In the past four weeks support for the union has drained away at an astonishing rate. The Yes campaign has not just invaded No territory; it has launched a blitzkrieg
It’s like Groundhog Day with a savage twist: the same month, same numbers, same shock to the political world – but this time with much more dramatic consequences. Almost exactly four years ago, a YouGov/Sunday Times poll found that Ed Miliband had overtaken the favourite – his brother, David – in the race to be Labour’s new leader. We said he was 51-49% ahead. That is precisely the margin by which Yes now leads No in Scotland.
Seldom has the term “knife-edge” carried such lethal force. A two-point gap is too small for us to call the outcome. But the fact that the contest is too close to call is itself remarkable, as Better Together seemed to have victory in the bag.

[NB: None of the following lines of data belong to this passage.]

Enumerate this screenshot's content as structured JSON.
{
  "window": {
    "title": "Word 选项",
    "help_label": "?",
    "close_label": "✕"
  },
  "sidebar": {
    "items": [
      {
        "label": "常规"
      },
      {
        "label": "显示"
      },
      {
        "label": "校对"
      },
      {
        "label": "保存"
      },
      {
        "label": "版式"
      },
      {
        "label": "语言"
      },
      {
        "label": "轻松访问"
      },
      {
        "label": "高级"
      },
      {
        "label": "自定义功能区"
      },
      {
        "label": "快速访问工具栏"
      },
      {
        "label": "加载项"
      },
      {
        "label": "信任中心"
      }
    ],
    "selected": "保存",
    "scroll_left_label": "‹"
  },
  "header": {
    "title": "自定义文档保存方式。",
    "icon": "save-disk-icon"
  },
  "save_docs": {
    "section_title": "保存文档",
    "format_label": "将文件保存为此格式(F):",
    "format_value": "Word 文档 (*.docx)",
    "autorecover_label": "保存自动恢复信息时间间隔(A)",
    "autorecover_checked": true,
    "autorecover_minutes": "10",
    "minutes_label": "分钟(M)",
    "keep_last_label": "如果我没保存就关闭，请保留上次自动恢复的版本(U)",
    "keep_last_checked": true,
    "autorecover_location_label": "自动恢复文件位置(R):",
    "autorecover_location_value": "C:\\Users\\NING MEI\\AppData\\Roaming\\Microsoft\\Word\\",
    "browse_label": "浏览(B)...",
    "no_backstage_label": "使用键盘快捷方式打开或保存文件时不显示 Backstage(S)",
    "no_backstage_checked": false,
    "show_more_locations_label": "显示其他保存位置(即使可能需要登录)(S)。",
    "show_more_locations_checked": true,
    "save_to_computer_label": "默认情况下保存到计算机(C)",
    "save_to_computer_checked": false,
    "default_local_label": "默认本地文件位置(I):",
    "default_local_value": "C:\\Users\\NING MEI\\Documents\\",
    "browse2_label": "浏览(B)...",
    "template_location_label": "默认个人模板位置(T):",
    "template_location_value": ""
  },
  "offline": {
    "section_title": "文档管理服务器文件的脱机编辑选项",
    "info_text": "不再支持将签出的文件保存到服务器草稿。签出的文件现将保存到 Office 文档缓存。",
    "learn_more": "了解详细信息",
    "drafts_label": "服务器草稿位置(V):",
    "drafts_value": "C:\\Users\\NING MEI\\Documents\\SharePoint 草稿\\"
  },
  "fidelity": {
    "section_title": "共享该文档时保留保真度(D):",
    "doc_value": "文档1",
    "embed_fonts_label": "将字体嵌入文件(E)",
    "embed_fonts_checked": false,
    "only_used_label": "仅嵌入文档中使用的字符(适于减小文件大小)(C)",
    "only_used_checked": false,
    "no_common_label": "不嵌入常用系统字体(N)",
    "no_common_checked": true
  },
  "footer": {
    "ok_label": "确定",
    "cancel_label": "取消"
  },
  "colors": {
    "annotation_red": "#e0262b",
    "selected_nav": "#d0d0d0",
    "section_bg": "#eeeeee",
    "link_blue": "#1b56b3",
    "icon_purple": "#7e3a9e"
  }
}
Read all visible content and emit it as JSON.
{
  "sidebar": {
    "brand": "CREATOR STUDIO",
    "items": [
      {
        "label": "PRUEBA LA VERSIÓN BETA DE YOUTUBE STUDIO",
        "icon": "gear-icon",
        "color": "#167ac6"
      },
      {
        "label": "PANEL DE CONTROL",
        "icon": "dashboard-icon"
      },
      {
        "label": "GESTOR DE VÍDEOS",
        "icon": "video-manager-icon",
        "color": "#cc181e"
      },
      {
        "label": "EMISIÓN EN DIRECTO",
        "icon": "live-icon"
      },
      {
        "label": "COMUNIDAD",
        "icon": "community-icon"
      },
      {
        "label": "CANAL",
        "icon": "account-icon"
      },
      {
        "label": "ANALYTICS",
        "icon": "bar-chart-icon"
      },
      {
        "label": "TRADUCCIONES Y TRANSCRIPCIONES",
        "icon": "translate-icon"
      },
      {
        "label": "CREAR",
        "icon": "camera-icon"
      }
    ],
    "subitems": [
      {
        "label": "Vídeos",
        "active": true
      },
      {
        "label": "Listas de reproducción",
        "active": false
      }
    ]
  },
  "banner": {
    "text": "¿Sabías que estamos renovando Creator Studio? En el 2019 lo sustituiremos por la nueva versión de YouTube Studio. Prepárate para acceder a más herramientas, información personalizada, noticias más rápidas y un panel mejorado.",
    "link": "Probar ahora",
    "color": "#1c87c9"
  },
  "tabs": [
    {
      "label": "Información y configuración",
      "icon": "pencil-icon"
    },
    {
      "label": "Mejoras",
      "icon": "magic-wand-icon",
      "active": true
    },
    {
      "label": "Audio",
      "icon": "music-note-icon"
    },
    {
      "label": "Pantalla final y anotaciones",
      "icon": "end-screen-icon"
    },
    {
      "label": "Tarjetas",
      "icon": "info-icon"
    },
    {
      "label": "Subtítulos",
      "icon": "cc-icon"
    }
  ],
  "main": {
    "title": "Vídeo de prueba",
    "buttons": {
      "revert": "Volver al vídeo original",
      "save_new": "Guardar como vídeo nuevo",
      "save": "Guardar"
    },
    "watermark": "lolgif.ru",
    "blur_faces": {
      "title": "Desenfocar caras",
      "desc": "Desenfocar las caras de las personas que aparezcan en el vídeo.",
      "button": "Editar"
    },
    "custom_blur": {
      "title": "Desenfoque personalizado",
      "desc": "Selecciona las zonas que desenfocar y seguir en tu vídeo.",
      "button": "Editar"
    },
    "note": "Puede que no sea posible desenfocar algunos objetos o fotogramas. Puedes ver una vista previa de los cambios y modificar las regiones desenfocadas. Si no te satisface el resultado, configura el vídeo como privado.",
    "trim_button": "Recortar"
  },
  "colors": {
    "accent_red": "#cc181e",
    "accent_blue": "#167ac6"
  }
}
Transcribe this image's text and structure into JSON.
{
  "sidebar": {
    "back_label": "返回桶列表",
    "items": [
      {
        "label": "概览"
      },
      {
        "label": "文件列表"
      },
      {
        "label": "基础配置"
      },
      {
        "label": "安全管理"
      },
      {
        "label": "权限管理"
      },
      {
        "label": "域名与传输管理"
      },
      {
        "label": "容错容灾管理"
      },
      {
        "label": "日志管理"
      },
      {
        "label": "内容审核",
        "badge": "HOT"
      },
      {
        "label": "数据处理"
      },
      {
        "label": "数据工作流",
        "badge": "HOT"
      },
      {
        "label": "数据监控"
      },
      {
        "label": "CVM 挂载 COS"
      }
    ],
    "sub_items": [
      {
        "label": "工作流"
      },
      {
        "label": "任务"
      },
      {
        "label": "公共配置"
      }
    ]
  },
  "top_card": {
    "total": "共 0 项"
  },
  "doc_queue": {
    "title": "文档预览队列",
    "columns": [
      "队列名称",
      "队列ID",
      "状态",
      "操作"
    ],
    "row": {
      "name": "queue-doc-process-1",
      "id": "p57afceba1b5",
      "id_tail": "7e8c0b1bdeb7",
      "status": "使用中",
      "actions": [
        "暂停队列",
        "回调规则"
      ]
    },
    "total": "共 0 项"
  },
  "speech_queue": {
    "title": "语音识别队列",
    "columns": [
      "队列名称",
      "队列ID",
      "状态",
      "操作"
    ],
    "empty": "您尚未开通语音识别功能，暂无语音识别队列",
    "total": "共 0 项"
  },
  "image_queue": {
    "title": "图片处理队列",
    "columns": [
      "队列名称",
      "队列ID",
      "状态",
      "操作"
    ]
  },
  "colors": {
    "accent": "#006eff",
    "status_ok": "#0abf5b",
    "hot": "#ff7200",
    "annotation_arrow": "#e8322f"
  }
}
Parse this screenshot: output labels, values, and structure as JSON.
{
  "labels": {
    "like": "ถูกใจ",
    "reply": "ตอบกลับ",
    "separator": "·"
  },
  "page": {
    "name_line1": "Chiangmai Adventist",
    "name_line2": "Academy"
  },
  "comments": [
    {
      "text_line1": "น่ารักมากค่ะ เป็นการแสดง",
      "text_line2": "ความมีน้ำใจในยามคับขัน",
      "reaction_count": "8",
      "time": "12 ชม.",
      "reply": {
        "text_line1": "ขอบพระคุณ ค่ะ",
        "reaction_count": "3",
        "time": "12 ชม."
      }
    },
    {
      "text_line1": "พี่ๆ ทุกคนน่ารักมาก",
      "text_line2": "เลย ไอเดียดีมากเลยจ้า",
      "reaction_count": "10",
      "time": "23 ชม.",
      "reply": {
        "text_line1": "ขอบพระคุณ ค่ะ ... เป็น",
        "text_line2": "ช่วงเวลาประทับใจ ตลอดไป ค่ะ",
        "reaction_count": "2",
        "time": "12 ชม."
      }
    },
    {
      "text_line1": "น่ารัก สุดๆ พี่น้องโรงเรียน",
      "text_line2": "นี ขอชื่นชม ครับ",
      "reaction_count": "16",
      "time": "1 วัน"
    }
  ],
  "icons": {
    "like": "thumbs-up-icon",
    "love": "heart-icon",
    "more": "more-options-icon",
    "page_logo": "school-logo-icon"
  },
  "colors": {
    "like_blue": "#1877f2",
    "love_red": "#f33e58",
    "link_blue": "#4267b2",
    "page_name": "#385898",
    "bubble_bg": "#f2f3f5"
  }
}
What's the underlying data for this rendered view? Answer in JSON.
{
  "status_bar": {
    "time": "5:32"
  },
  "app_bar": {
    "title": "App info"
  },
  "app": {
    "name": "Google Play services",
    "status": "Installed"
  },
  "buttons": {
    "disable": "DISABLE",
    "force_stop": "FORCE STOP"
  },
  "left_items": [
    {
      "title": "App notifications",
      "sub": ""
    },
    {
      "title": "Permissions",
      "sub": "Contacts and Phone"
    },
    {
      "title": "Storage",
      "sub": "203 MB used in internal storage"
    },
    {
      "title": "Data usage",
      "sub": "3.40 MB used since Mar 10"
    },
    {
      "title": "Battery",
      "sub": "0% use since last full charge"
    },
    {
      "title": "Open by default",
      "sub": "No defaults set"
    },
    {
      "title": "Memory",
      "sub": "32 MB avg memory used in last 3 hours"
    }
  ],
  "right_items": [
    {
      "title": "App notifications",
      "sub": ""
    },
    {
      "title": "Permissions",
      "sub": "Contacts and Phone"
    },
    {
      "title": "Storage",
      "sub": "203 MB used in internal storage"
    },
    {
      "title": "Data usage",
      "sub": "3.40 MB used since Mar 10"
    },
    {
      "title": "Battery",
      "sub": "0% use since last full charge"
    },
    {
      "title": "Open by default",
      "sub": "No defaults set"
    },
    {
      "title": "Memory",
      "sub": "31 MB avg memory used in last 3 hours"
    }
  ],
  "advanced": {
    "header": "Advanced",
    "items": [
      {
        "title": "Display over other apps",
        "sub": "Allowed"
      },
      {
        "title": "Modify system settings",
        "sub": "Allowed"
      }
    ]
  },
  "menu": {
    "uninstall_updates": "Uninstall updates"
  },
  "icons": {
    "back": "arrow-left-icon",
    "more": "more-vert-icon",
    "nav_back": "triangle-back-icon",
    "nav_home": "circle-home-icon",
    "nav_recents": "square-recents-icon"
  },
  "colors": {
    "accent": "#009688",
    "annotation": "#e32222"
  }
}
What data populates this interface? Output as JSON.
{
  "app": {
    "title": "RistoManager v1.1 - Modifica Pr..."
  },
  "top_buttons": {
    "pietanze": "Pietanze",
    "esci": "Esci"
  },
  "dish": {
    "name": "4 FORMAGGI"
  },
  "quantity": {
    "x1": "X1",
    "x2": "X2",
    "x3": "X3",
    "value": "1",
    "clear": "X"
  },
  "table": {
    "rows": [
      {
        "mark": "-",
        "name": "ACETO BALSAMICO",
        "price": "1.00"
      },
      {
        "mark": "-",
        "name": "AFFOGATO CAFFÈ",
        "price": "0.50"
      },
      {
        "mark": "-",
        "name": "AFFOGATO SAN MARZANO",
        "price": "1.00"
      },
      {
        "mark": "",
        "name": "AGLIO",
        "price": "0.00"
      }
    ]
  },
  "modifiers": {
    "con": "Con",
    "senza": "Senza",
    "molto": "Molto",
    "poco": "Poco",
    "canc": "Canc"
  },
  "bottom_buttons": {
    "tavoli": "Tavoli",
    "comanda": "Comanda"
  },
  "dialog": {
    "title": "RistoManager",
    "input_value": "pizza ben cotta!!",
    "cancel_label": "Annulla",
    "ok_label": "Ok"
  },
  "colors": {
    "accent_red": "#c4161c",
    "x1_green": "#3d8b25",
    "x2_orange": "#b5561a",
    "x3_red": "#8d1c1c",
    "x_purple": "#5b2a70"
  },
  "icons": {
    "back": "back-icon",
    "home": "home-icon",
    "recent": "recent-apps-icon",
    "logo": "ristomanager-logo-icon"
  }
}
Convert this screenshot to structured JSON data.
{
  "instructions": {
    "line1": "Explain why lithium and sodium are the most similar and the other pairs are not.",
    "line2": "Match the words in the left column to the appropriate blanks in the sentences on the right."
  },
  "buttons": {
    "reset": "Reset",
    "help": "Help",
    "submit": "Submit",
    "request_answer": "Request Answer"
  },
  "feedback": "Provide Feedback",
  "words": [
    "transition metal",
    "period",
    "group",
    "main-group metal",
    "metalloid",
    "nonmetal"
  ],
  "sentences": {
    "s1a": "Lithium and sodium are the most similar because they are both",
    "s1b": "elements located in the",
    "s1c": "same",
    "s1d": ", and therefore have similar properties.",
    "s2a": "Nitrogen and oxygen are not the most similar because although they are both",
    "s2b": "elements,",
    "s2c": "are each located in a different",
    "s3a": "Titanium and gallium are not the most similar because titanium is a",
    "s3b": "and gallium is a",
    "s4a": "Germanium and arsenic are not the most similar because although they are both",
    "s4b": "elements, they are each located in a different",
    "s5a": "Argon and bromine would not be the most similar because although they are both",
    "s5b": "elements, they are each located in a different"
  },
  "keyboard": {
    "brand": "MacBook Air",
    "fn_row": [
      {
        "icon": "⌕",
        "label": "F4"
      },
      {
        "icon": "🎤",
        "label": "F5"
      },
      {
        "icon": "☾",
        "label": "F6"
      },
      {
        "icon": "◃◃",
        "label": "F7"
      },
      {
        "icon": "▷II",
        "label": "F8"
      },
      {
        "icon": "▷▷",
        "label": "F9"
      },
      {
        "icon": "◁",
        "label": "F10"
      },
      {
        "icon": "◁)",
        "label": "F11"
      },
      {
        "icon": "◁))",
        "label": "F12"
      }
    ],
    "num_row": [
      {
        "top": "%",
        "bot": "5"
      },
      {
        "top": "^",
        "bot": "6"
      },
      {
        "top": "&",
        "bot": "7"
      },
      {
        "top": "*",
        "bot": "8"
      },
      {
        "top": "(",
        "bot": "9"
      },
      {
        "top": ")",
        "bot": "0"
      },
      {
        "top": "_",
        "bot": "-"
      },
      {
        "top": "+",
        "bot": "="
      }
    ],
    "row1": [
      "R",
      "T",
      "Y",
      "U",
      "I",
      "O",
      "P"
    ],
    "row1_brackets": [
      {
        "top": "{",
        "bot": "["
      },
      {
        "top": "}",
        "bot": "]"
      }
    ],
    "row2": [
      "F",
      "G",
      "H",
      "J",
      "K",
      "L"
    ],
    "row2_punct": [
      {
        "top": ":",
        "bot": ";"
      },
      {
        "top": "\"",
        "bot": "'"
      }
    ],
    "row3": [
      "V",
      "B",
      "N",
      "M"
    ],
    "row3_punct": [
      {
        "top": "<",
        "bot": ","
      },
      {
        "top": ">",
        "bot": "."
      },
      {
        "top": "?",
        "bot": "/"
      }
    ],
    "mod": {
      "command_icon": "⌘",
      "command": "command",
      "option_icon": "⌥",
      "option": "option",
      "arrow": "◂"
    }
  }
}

Month after month, they held a steady lead, averaging No 58%, Yes 42%. In the past four weeks support for the union has drained away at an astonishing rate. The Yes campaign has not just invaded No territory; it has launched a blitzkrieg.
Only Conservative voters have resisted Alex Salmond’s advances: 93% of them still plan to vote No. All other sections of Scottish society are on the move, most notably among four key groups:
- Labour voters, up from 18% saying Yes four weeks ago, to 35% today
- Voters under 40, up from 39% to 60%
- Working class voters, up from 41% to 56%
- Women, up from 33% to 47%
These findings suggest that Salmond has achieved three things. First he has neutralised the fear factor. Many Scots thought independence too risky – for example, the uncertainty over Scotland’s currency, and the prospects for jobs and investment. In late June, only 27% of voters thought Scotland would be more prosperous if it left the UK. That figure has jumped to 40%, while those fearing it would be worse off are down from 49% to 42%.
Second, he has played the Sassenach card with great skill. Almost half of all Scots fear that a No vote would leave their country at the mercy of policies they don’t like, imposed by London. Indeed, when we listed the possible downsides in two separate questions, of the two referendum outcomes, subordination to Westminster easily comes top. It appals more Scots than any danger that might flow from independence.
Third, Salmond’s team is thought to have been far more impressive. The No campaign has turned off large numbers of voters. By two-to-one, Scots say Better Together has been negative – and by the same margin, they feel Yes Scotland has been generally positive. This sense that Salmond is offering an optimistic future has energised younger, Labour and working class voters who have switched to Yes in the hope of more progressive policies that London can’t stop.
That said, the contest could go either way in the final ten days. Here are the factors that have the power to decide the outcome.
Factors that could favour a Yes vote
- Momentum. The change in mood of the past four weeks may prove infectious, with more voters being swayed by the excitement and optimism of a surge in Yes support and wanting to go with the flow.
- Superior campaigning. Yes Scotland is not only seen as more positive, it is also winning the ground war. Our poll finds that it has delivered more leaflets, put up more posters, set up more local stalls and sent more emails than Better Together.
- Women continuing to lose their fears of independence. The gender gap has narrowed, but not disappeared. If men don’t start swing back to No, any further shift to Yes by Scotland’s women will guarantee victory for Salmond.
Factors that could favour a No vote
- Turnout. Our poll points to a high turnout among voters of all ages. But experience tells us that the over 60s usually vote in larger numbers than any other group, and they still divide 62%-38% in favour of No.
- Return of the fear factor. Until last week, a Yes victory looked unlikely. Now it is on the cards, the warnings from those opposed to independence will gain a fresh urgency and may make a bigger impact.
- The Quebec precedent. In 1995 Quebec voted on whether to secede from Canada. With a month to go, No held a steady lead. Then the mood changed. The final polls pointed to a 53-47% victory for Yes. But on the day, some voters pulled back from the brink, and Quebec voted to remain part of Canada by 50.6% to 49.4%.
Should Scotland choose independence, then YouGov’s latest Britain-wide poll for the Sunday Times contains bad news for Ed Miliband. As things stand, Labour’s two-point lead would make him Prime Minister, if Scotland remains in the UK. My judgement, taking account of not only the national swing, but a modest incumbency bonus for sitting Conservative and Liberal Democrat MPs, is that the result would be something like:
- Labour 316 seats
- Conservative 280
- Lib Dem 27
- Others 27
That would leave Labour just ten seats short of an overall majority, and with the option of going into coalition with the Lib Dems, or running a minority government on its own. But if we exclude Scotland, then Miliband’s hopes evaporate, for the Tories are likely to be the largest party:
- Conservative 278
- Labour 274
- Lib Dem 18
- Others 21
The lesson is clear: next week’s vote could not only change Scotland. It could transform what happens at Westminster.
This analysis appears in the current issue of the Sunday Times